▸ **AIM OF THE TASK**
Find the string "shape" in the data, then copy every line where it is found.

(Dataset rows for apps and sites)
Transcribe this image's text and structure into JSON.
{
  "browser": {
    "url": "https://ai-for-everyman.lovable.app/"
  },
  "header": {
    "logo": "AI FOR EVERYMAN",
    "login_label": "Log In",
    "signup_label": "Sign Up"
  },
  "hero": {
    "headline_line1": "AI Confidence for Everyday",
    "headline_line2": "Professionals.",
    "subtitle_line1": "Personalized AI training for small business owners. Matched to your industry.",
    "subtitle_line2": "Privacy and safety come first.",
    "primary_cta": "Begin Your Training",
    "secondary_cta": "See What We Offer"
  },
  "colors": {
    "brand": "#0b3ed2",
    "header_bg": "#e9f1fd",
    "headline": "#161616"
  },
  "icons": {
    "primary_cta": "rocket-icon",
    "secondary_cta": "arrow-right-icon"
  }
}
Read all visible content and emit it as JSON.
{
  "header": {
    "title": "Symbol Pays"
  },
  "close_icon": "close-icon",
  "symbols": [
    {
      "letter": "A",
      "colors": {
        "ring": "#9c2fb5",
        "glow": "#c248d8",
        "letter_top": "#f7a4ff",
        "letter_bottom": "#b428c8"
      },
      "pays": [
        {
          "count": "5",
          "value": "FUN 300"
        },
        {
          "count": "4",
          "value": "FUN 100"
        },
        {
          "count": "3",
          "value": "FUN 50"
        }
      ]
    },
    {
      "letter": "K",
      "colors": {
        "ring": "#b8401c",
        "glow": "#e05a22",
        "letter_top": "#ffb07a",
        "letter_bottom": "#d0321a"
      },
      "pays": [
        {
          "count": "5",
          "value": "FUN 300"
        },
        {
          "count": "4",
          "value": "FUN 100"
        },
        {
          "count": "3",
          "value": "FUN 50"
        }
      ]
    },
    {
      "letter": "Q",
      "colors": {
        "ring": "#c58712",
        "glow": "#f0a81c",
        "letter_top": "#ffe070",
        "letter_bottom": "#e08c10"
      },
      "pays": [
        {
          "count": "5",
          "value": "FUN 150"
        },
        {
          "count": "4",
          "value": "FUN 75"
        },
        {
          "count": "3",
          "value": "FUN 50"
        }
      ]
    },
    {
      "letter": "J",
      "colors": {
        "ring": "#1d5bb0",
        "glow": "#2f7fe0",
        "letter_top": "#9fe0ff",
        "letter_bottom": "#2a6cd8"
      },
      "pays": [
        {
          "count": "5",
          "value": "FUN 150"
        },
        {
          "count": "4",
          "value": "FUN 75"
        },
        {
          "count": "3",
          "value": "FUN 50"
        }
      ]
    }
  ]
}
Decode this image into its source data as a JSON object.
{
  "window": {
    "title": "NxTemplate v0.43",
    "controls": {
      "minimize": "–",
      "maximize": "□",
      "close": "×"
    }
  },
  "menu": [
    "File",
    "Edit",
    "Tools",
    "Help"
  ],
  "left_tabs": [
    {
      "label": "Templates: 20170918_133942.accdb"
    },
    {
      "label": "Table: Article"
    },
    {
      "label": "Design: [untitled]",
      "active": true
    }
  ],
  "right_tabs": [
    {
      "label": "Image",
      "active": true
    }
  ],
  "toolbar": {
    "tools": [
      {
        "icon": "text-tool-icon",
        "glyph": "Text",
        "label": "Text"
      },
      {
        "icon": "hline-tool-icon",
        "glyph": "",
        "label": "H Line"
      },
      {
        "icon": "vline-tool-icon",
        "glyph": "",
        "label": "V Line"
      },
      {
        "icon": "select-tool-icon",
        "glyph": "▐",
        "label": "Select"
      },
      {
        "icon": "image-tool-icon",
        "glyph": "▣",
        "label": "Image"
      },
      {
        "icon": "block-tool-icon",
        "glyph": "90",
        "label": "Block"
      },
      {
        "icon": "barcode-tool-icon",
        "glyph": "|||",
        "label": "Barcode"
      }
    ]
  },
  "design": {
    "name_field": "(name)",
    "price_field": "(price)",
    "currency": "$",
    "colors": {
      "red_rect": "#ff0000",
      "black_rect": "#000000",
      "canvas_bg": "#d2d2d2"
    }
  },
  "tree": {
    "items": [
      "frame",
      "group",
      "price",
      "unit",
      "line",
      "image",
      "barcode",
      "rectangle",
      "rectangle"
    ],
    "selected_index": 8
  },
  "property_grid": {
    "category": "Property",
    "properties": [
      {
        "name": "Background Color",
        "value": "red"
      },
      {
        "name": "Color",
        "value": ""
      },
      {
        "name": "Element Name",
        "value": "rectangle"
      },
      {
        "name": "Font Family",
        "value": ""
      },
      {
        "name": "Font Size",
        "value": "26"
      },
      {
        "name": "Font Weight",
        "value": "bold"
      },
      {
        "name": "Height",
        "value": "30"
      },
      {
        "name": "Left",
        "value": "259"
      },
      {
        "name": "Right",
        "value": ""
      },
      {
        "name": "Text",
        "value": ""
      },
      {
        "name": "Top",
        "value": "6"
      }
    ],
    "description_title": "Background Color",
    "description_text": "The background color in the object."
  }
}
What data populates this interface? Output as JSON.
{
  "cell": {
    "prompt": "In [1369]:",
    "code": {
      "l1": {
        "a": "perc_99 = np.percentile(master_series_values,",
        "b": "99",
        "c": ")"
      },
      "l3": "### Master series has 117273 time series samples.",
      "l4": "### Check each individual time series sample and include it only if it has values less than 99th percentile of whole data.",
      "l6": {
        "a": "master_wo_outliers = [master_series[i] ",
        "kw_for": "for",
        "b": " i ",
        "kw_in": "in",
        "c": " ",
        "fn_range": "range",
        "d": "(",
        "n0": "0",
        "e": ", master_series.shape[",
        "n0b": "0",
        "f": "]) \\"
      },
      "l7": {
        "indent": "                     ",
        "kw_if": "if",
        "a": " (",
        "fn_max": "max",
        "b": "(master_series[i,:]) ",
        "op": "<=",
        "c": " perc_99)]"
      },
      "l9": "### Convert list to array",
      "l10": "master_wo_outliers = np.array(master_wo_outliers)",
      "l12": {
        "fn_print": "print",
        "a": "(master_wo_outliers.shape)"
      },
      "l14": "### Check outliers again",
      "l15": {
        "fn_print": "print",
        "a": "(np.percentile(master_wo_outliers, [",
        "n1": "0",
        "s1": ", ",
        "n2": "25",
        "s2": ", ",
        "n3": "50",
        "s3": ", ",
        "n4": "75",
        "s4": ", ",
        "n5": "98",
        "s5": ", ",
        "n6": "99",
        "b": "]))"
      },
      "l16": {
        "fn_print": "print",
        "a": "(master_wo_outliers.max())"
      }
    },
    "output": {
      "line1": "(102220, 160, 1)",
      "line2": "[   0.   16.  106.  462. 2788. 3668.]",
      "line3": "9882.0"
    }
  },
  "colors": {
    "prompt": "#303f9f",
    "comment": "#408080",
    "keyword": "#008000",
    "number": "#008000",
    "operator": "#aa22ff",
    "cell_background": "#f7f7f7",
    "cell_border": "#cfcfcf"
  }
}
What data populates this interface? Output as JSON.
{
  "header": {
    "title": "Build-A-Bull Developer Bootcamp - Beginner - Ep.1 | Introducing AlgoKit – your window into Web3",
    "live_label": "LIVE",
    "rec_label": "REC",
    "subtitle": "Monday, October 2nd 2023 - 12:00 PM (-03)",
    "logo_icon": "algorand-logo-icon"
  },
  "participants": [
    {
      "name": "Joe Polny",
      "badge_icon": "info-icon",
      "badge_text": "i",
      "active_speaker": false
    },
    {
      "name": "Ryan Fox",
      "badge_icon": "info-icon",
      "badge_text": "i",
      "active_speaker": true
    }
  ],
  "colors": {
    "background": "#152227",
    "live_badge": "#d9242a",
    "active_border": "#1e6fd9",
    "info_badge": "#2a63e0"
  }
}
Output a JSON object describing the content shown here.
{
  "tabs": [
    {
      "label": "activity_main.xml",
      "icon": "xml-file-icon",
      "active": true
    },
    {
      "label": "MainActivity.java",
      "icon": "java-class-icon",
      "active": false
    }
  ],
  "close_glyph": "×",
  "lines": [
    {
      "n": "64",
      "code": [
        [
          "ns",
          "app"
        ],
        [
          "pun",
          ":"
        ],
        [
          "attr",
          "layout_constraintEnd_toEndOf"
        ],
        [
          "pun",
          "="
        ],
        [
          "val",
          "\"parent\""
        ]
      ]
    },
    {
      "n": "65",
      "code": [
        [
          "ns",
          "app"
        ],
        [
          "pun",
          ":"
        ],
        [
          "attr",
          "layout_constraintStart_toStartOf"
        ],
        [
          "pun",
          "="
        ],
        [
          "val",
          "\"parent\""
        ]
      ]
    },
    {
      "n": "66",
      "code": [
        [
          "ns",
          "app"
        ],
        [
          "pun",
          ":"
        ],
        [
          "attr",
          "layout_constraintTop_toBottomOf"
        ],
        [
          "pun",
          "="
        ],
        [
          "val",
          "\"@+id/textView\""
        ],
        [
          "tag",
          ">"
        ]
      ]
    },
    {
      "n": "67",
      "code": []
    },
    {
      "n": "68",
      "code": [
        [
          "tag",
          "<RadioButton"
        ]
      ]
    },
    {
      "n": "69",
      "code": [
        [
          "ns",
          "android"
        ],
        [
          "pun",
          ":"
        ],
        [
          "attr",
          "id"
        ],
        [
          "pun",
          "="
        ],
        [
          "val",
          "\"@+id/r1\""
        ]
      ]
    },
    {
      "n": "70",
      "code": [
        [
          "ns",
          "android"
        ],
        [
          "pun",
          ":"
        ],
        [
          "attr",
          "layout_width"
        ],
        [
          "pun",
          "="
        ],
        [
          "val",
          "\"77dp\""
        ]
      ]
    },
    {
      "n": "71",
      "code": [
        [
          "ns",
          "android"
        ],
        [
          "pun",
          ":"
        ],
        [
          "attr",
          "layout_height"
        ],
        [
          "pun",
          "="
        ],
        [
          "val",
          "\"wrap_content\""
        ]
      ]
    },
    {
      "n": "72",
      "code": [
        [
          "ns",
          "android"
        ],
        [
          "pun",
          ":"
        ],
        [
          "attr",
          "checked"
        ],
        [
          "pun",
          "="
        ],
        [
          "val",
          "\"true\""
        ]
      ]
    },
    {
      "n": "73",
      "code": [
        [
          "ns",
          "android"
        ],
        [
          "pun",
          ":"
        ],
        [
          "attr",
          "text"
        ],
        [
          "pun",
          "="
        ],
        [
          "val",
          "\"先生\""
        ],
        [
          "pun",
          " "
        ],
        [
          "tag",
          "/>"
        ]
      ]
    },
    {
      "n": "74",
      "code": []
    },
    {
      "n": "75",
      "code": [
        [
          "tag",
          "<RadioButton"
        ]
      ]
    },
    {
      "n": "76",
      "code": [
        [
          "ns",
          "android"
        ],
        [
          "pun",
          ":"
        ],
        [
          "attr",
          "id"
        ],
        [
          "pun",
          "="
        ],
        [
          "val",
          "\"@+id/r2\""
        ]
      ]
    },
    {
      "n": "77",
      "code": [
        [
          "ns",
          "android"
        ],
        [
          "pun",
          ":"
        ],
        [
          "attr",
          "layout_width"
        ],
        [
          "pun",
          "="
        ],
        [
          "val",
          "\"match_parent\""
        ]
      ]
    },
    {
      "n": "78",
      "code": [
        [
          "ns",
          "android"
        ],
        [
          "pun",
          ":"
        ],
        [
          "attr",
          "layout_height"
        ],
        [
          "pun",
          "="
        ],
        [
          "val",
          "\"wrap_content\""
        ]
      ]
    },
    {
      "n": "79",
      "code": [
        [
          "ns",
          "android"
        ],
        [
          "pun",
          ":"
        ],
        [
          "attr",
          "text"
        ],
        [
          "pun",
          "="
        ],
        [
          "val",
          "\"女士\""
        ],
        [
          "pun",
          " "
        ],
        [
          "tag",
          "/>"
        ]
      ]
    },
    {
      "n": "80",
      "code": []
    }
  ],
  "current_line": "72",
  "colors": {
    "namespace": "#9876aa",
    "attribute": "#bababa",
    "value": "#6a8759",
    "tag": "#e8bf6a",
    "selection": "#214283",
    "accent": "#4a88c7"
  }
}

▸ **PROBLEM SOLUTION**
        "e": ", master_series.shape[",
        "a": "(master_wo_outliers.shape)"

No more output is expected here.